Ruby-throated hummingbird feeding on yellow bells, Texas, USA
© Rolf Nussbaumer/Danita Delimon
Tiny fliers head south
The ruby-throated hummingbird on today’s homepage is snacking on some yellow bells, preparing for its long journey south for the winter. At this time of year, hummingbirds leave the US and Canada to migrate to the warmer climes of Mexico and Central America. Many will cross the Gulf of Mexico in a single 500-mile trip - between 18 and 22 hours of non-stop flying. This tiny bird weighs less than a 2p coin but beats its wings 53 times a second, on average.
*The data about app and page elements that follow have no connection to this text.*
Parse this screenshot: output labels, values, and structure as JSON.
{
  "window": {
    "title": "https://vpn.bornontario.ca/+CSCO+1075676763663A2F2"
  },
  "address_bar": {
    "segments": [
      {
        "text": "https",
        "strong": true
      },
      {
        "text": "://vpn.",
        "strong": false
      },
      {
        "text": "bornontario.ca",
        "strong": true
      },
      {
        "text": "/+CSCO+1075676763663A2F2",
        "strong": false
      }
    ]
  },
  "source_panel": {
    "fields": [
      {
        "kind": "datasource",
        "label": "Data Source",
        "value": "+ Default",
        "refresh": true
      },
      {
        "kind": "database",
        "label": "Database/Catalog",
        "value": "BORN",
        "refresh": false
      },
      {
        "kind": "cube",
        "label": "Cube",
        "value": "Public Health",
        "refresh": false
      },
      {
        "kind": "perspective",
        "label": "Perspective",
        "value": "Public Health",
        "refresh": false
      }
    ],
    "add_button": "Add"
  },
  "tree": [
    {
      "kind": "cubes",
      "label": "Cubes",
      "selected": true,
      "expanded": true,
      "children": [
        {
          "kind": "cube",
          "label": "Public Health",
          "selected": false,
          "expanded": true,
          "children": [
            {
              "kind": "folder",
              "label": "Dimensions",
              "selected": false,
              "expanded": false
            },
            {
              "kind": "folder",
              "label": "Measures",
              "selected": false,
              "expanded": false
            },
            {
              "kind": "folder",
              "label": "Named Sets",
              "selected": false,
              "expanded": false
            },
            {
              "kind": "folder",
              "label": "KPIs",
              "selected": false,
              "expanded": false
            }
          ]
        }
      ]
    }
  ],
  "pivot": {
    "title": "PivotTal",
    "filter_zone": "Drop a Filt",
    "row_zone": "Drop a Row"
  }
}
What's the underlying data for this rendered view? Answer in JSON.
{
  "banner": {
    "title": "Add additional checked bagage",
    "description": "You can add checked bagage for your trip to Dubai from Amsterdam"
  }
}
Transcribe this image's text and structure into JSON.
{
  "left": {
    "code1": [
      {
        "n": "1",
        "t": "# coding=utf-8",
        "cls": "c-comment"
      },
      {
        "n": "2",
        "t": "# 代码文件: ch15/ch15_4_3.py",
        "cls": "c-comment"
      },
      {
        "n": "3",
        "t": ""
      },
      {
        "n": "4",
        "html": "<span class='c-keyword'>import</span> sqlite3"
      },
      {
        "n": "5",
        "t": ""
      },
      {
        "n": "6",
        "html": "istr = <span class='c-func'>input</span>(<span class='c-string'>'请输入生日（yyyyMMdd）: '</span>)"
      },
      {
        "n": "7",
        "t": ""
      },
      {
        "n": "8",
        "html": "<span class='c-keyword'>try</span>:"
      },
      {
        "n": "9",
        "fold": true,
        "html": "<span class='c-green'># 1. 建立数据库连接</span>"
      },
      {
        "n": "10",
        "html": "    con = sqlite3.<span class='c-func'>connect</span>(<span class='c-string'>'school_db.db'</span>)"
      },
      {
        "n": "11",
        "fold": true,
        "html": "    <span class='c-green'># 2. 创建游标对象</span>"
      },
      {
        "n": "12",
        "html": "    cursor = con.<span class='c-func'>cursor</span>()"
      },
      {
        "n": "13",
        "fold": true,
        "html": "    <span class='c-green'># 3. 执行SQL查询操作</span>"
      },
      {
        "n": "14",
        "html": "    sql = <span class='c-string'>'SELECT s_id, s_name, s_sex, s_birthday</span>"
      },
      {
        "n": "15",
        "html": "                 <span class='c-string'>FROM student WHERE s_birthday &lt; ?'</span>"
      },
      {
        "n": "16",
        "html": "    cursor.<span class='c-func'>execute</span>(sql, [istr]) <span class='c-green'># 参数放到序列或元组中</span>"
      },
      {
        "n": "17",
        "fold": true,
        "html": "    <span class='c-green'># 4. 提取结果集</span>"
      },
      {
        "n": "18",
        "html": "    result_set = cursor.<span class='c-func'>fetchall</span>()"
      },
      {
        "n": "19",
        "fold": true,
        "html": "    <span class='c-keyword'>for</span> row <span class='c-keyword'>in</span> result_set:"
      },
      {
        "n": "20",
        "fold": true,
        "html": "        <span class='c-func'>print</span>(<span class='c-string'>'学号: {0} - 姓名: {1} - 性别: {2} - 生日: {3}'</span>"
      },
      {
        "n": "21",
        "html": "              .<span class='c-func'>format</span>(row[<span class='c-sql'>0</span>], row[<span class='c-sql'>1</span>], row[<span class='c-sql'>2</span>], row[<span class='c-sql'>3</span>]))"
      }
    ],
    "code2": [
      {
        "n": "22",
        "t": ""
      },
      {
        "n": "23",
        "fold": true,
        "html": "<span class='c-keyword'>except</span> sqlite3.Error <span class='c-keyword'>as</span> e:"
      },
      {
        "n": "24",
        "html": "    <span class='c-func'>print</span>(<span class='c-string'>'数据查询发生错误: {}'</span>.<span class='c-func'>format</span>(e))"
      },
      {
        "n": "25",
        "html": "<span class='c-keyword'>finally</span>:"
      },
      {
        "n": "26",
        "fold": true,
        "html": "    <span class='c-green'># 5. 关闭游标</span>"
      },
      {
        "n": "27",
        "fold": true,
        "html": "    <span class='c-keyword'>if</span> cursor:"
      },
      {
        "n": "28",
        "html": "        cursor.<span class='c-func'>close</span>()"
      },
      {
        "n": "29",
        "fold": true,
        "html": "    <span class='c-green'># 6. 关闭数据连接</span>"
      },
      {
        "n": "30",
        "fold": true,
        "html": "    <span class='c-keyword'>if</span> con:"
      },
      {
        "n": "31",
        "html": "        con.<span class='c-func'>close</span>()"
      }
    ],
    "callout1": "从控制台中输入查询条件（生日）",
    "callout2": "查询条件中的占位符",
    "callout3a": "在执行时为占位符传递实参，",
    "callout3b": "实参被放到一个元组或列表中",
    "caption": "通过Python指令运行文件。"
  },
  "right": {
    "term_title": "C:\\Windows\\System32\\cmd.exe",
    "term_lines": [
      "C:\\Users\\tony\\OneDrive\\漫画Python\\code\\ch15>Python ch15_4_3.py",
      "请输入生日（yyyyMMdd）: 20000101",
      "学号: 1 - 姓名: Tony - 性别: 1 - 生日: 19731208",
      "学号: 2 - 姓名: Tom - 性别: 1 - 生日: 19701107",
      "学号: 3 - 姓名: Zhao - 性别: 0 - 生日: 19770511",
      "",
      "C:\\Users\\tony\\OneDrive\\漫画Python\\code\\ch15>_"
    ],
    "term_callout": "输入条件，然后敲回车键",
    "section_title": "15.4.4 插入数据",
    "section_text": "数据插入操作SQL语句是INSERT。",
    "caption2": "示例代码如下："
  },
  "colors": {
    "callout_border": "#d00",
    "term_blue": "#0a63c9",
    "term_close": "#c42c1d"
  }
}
Ruby-throated hummingbirds can eat twice their weight each day in sugar from flower nectar and feeders, occasionally snacking on insects. In the weeks before the migration, they eat more than usual to put on weight. The males leave first, and a few days or weeks later, the females and young follow. The migration isn't triggered by the amount of food available, but by the length of daylight.
Sadly you won’t see a hummingbird in the wild in the UK. If you think you have, it may well have been a hummingbird hawk-moth, which do breed here and also target nectar-rich flowers.